February 22, 2015 Text: Genesis 22:1-18
Dear Friends in Christ,
Recently Toni and I found out about a tragedy in different ways. She learned about it while talking with her mother. Members of the Jirovec family informed me when I was helping pack the truck for Dawn’s move. It involved a 17-year-old young man who was killed by a drunk driver around the community in Minnesota where Toni grew up. She was familiar with the family.
The other night as I was doing the dishes Toni read me the obituary from her phone. As she did all I could think about was that obituary could have been for either of our sons. Star athlete, popular at school, homecoming king, helped out at his church, good student, got along well with everybody. I will admit it got me a little emotional.
That is what having children can do to us. I once received a letter from a friend who said they never understood love until they had a child. Many of you are blessed this morning to have your child or children next to you in the pew. Many more of you can think about your child or children as I relate these stories. For our children they don’t fully understand the love a parent has for their child. But they will – oh they will!
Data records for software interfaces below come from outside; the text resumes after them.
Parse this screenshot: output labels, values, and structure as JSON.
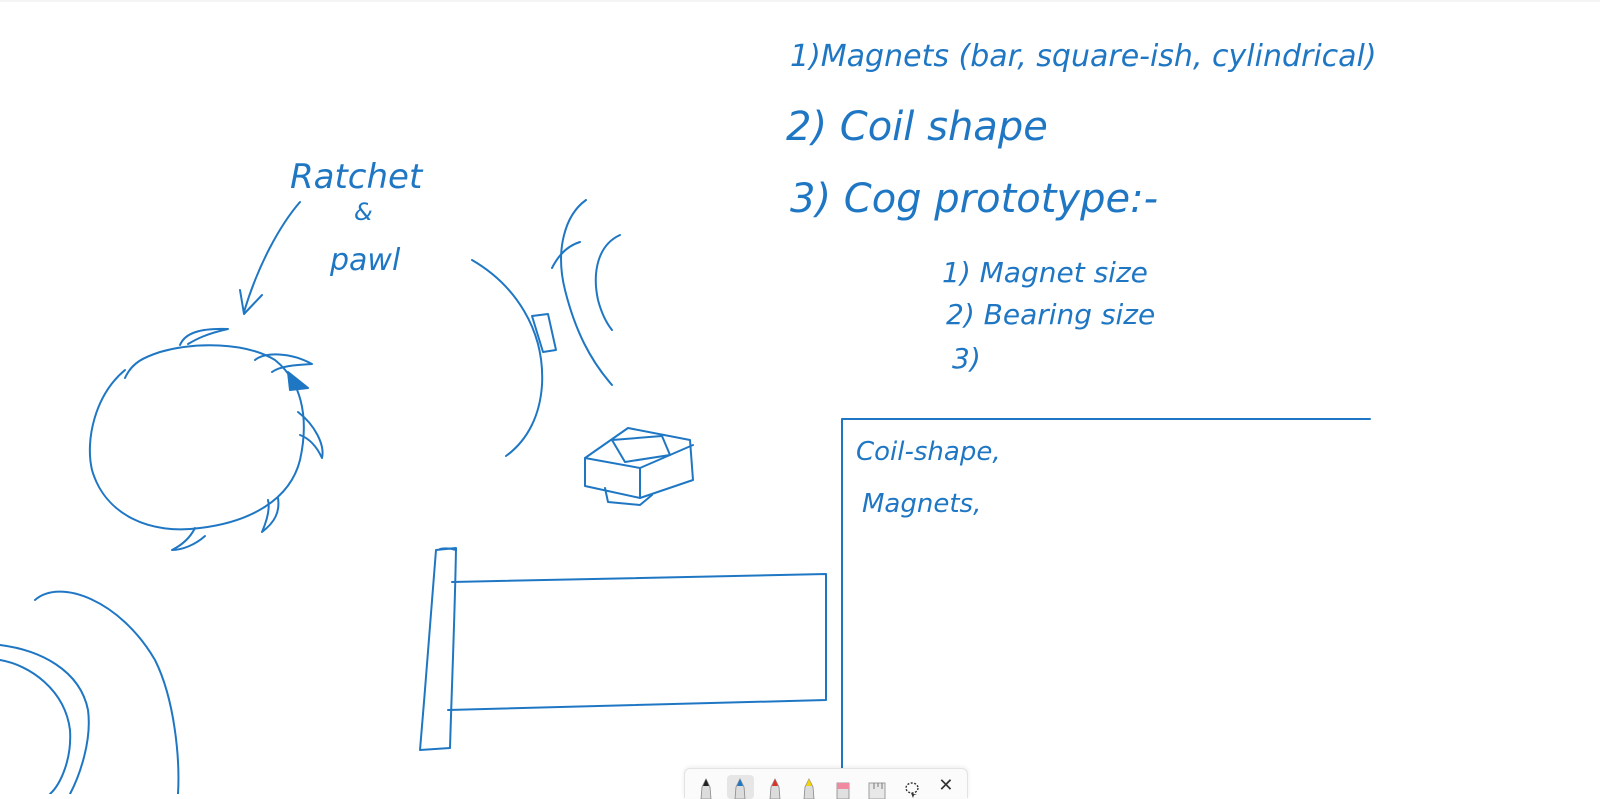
{
  "ink_color": "#1f77c4",
  "notes": {
    "line1": "1)Magnets (bar, square-ish, cylindrical)",
    "line2": "2) Coil shape",
    "line3": "3) Cog prototype:-",
    "sub1": "1) Magnet size",
    "sub2": "2) Bearing size",
    "sub3": "3)"
  },
  "sketch_label": {
    "line1": "Ratchet",
    "line2": "&",
    "line3": "pawl"
  },
  "box_notes": {
    "line1": "Coil-shape,",
    "line2": "Magnets,"
  },
  "toolbar": {
    "tools": [
      {
        "name": "pen-black-tool-icon",
        "tip_color": "#222222",
        "selected": false
      },
      {
        "name": "pen-blue-tool-icon",
        "tip_color": "#1f77c4",
        "selected": true
      },
      {
        "name": "pen-red-tool-icon",
        "tip_color": "#d9342b",
        "selected": false
      },
      {
        "name": "highlighter-yellow-icon",
        "tip_color": "#f5d300",
        "selected": false
      },
      {
        "name": "eraser-icon",
        "tip_color": "#f08aa0",
        "selected": false
      },
      {
        "name": "ruler-icon",
        "tip_color": "#9e9e9e",
        "selected": false
      },
      {
        "name": "lasso-select-icon",
        "tip_color": "#333333",
        "selected": false
      }
    ],
    "close_label": "✕"
  }
}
Abraham is that parent. Isaac is that son. It tugs at our heartstrings. It is emotional. The parents of the young man killed in the accident could have thought this. Abraham would have been justified if he asked God . . .
Abraham might surely have asked, “Why me?” when God asked him to take his son Isaac and sacrifice him as a burnt offering. This request from God was an amazing test of faith. Isaac was the son given to Abraham and Sarah in their old age. He was the heir who would continue God’s covenant promise to Abraham. For this and the fact he was the boy’s father Abraham loved Isaac. Oh the heartache of this parent as God makes his request.
But this test was met with faith and obedience. Abraham trusted God. He trusted in spite of the past challenges in receiving a son. He trusted in spite of future plans God predicted through that son. Abraham did as God commanded. He obeyed in spite of the three-day journey to change his mind. He obeyed in spite of the emotions he must have felt as he heard Isaac’s questions. We’ve been there, haven’t we? You hurt when your child hurts. Our empathy is strongest with our children. We completely understand the “Why me?”
While Abraham may have been asking the “Why me?” God was answering “I will” provide the lamb. God provided the lamb for Abraham. God provided the lamb for all people. God does what he would not allow Abraham to do: Not “Why me?” from Abraham, but “I will” from God.
Rembrandt painted Abraham just as he is about to thrust the knife into Isaac. In the painting, as Abraham looks up in response to God’s call, the knife is actually flying out of his hand into the air as if he had been waiting for the voice. Rembrandt portrays a mixture of awe, amazement, and relief on Abraham’s face. The painting is even more poignant when we learn that the same model used for Abraham’s face was used for the father in the return of the prodigal son. Both paintings capture the Father-heart of God.
He is our blessed Father and God’s “I will” is the result of and a demonstration of his love for sinners. And “to this day” God does work in the midst of our “Why me’s?” to provide his “I will.” God will provide for the one enduring the trials. The Lamb of God, Jesus Christ, who was faithful for us in all trials and temptations, now offers forgiveness freely, including those times when we prove unfaithful in the midst of life’s trials. With joy and thanksgiving, God’s words to Abraham can be spoken to him concerning his own Son, Jesus Christ: “You have not withheld your son, your only son, from me.” In this way, “Why me?” can become an expression of wonder and astonishment in the face of God’s grace toward sinners.
Sometimes we pooh-pooh the fact that God sacrificed His son Jesus. We don’t get to the same place emotionally for one reason or another. His though was the ultimate sacrifice because it paid the price for all of us. He lived perfectly, yet was tortured, beaten, and killed. His resurrection gives us hope in the midst of the “Why me’s?” when we are undergoing life’ trials.
Abraham remained faithful to the words of God in the midst of what seemed illogical and contrary to reason. This faithfulness is ours through the Holy Spirit. We trust the promises of God in the midst of what seems to us illogical and contrary.
God’s people have received and continue to receive encouragement through the example of Abraham remaining faithful and obedient to God. That is why this incident is cited in Hebrews 11:17 and James 2:21. In the same way, faithfulness on the part of God’s children today can be a source of great encouragement for others, even encouraging unbelievers to inquire as to the source of their steadfast hope in the midst of life’s trials. Martin Luther wrote this, “One Christian who has been tried is worth a hundred who have not been tried, for the blessing of God grows in trials. He who has experienced them can teach, comfort, and advise many in body and spiritual matters.”
The story of the young man killed by the drunk driver made it from small town Minnesota to the big city newspaper in Minneapolis. In the article, the mother of the young man was quoted as saying, “We were blessed to have Colton for 17 years. We want you to pray for the man who was drunk and caused the accident. He has a wife and family as well. They need your prayers.” Wow! That can only come from a Christian who knows the hope we have through Christ. What a witness.
May God give us the faith by which He will work in us and through us, especially during those times we are tempted to ask, “Why me?”